Employers in the process of reopening this summer are frequently fielding a novel question from employees: requests for time off to care for a child whose summer plans have been disrupted. Fortunately, the Department of Labor (DOL) recently issued guidance regarding when an employee may take leave under the Family First Coronavirus Response Act (FFCRA) to care for their child based on the closure of a summer camp, summer enrichment program, or other summer program for COVID-19 related reasons.
For all employers with fewer than 500 employees, the FFCRA requires companies to provide eligible employees with up to 12 weeks of paid leave if an employee is unable to work or telework due to a need to care for their child whose place of care is closed for reasons related to COVID-19. At the start of the COVID-19 pandemic – which began during the school year – employees’ requests for leave focused on the closure of schools and daycares, as well as the unavailability of child care providers. As temperatures begin to rise, however, requests are shifting to employees’ inability to work as a result of disrupted plans for summer camps and programs. The DOL’s new guidance clearly establishes that employees may qualify for leave under the FFCRA if they are unable to work as a result of the closure of summer enrichment programs and summer camps.

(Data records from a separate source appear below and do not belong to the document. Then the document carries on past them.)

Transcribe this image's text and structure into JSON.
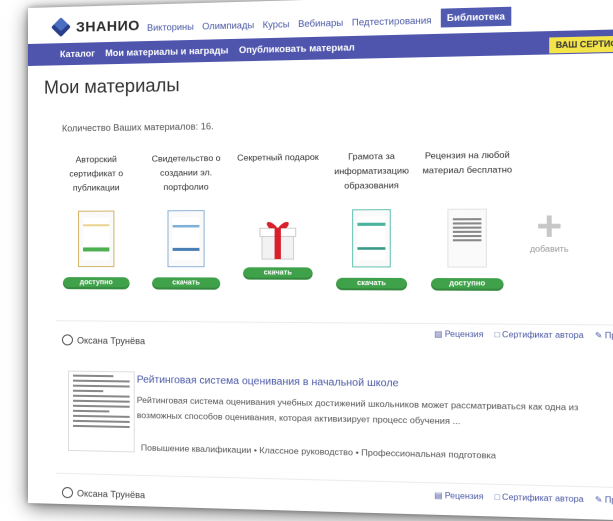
{
  "header": {
    "logo_text": "ЗНАНИО",
    "nav": [
      "Викторины",
      "Олимпиады",
      "Курсы",
      "Вебинары",
      "Педтестирования"
    ],
    "active_tab": "Библиотека"
  },
  "subnav": {
    "items": [
      "Каталог",
      "Мои материалы и награды",
      "Опубликовать материал"
    ],
    "badge": "ВАШ СЕРТИФИКАТ"
  },
  "page": {
    "title": "Мои материалы",
    "count_text": "Количество Ваших материалов: 16."
  },
  "materials": [
    {
      "title": "Авторский сертификат о публикации",
      "button": "доступно",
      "icon": "certificate-icon"
    },
    {
      "title": "Свидетельство о создании эл. портфолио",
      "button": "скачать",
      "icon": "portfolio-certificate-icon"
    },
    {
      "title": "Секретный подарок",
      "button": "скачать",
      "icon": "gift-icon"
    },
    {
      "title": "Грамота за информатизацию образования",
      "button": "скачать",
      "icon": "diploma-icon"
    },
    {
      "title": "Рецензия на любой материал бесплатно",
      "button": "доступно",
      "icon": "review-icon"
    }
  ],
  "add_label": "добавить",
  "entries": [
    {
      "author": "Оксана Трунёва",
      "actions": [
        "Рецензия",
        "Сертификат автора",
        "Править"
      ],
      "title": "Рейтинговая система оценивания в начальной школе",
      "description": "Рейтинговая система оценивания учебных достижений школьников может рассматриваться как одна из возможных способов оценивания, которая активизирует процесс обучения ...",
      "tags": "Повышение квалификации • Классное руководство • Профессиональная подготовка"
    },
    {
      "author": "Оксана Трунёва",
      "actions": [
        "Рецензия",
        "Сертификат автора",
        "Править"
      ]
    }
  ]
}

An employee who requests FFCRA leave because of cancelled summer plans must provide information supporting their need for leave, including:
- the name of the child;
- an explanation of the reason for leave;
- a statement that the employee is unable to work because of that reason;
- the name of the school or place of care (i.e., the summer camp, etc.); and
- a statement that no other suitable person is available to care for the child.
The DOL’s guidance aims to assist employers in assessing whether a particular request qualifies for FFCRA leave, observing that “determining whether a camp or program is the place of care of an employee’s child may be confusing and requires clarification.” Among other things, the guidance clarifies that employees cannot take FFCRA leave based on the closing of a summer program or camp the child has never attended unless there is some indication the child would have attended had the program not closed in response to COVID-19 (e.g., submission of an application or deposit). Simply having an interest in attending the camp or program is generally insufficient.
Notably, the DOL explains that a summer camp or program may also be “closed” for the purposes of FFCRA if it is partially closed or is operating at a reduced capacity, such that some children who would have attended that camp or program this summer may no longer do so. Accordingly, employers should not be too hasty in denying FFCRA leave simply because a particular camp is still operating.
If you have any questions about any aspect of FFCRA leave or any other of the many rapid developments related to the coronavirus pandemic, please contact a member of AGG’s Employment Law Team.